If you want to get an email (including pdf and google doc versions, for the longer Resource Guides), when each Mutual Intelligibility newsletter comes out, you can sign up for that here:
Mutual Intelligibility, Mutual Support
The Mutual Intelligibility resource guides are produced by Lauren Gawne and Gretchen McCulloch. However, as we both already had full-time jobs keeping us busy, we're also paying linguists whose employment situations have been negatively affected by COVID-19 to help us create these guides faster. Stay tuned for further announcements about our team.
The newsletter and guides are free and will always remain free, but if you have a stable income and find that they’re reducing your stress and saving you time, we're able to fund these because of the Lingthusiasm Patreon and your contributions enable us to fund more guides, more quickly.
Here are some more ideas for how we can help each other:
Ask for help. Here’s where you can tell us which topics would be useful for you. This isn’t selfish — unless you’re teaching Special Topics In An Incredibly Niche Subfield Of A Subfield, other people are probably also teaching the same course right now and the more requests we get, the more it helps us prioritize resources that will help the most people.
If you can, you could consider hiring an under-employed local person (e.g. recent graduate or person laid off by recent shutdowns) to help you move your course online, especially if you have grant funds that are no longer being allocated to travel.

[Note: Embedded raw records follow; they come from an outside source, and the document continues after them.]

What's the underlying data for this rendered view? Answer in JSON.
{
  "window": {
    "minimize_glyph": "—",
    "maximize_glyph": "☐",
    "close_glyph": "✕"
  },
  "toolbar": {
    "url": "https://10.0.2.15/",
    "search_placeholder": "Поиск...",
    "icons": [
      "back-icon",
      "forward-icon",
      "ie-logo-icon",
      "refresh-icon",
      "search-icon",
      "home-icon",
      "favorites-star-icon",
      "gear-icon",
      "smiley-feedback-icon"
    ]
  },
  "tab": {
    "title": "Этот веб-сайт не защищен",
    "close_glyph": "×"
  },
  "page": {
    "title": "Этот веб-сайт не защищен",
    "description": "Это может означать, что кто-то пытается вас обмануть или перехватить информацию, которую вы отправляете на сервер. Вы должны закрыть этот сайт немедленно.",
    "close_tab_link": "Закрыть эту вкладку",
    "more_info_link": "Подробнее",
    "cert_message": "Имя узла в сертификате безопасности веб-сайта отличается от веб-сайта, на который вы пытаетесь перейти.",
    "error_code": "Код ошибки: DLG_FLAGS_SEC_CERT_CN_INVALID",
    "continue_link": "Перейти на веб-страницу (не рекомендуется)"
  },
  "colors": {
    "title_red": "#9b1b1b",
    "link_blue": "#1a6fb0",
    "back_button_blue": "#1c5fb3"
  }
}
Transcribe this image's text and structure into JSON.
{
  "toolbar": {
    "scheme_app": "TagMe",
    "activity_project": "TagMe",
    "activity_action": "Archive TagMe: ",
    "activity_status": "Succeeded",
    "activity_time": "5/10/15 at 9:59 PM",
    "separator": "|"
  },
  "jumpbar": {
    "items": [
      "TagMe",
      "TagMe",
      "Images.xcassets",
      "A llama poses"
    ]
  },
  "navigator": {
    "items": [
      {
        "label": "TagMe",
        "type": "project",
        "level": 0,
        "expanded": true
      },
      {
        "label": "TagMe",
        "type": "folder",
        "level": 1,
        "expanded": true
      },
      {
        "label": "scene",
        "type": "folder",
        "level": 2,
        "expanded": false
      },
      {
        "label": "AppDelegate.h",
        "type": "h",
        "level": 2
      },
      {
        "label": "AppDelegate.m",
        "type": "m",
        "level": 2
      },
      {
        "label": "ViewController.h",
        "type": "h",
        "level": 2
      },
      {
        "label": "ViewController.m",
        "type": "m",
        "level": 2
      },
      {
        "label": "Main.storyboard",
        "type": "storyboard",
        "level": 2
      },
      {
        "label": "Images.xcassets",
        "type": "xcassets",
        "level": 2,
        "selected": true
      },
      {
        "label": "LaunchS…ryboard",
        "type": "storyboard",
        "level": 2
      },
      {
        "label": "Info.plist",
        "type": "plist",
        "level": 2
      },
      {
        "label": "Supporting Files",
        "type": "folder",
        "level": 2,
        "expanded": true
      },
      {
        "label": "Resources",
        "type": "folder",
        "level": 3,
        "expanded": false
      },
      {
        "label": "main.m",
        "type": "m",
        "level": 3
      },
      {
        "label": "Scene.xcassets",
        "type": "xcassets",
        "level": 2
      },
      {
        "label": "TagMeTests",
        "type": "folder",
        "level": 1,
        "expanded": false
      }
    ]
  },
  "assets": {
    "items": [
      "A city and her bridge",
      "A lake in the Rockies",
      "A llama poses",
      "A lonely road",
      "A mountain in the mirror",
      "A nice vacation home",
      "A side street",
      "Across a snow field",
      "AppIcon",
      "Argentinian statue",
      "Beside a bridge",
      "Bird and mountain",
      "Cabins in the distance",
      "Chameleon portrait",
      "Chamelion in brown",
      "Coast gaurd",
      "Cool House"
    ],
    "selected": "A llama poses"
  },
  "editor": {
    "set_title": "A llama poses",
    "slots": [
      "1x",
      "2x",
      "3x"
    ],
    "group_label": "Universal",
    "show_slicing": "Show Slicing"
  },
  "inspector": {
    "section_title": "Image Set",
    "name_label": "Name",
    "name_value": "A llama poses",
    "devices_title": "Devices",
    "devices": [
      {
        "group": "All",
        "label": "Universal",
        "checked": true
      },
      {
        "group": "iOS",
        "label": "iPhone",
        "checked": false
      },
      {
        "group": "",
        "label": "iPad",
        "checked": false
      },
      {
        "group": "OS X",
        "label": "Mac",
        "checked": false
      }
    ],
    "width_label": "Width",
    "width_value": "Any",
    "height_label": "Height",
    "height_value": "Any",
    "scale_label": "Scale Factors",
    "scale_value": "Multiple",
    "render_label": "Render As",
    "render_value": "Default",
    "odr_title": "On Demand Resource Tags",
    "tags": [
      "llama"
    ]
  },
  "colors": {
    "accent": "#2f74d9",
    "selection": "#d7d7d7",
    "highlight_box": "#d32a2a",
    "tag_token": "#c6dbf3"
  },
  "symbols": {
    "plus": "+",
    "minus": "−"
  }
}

Share your own resources. If you are making something from scratch, especially videos, maybe someone else can use it, if you post it online. Here’s where you can send us links (of either things you’ve made or have found useful) for potential inclusion in future newsletters.
Swap guest lectures. Using videochat, swap a few guest lectures with other instructors, so you can each prepare one lecture and deliver it two or more times. To set this up, talk with the instructors in the Online Linguistics Teaching Facebook group or in your regular social media channels.
Do less. Tell your students to do less. We were both inspired by Wikimedia’s move to a 20-hour workweek and reassessment of their annual goals. It’s not a normal time for any of us: both you and your students probably have unexpected responsibilities (such as children at home or neighbours to buy groceries for), you both lack access to your typical productivity tools like working from a library/coffeeshop/office, and we’re all stressed by the news cycle.
Online courses typically take 6-18 months to produce at the best of times. This is not the best of times. We will all look back at this period as a unique moment in history when nothing was normal, and you do not have to produce a “normal” course under the circumstances. We know that you and your students are all trying your best, even when it doesn’t feel like it.
If you have other comments, suggestions, or ideas of ways to help, please email firstname.lastname@example.org
You’re doing great. You don’t have to do it alone.
See you on Wednesday,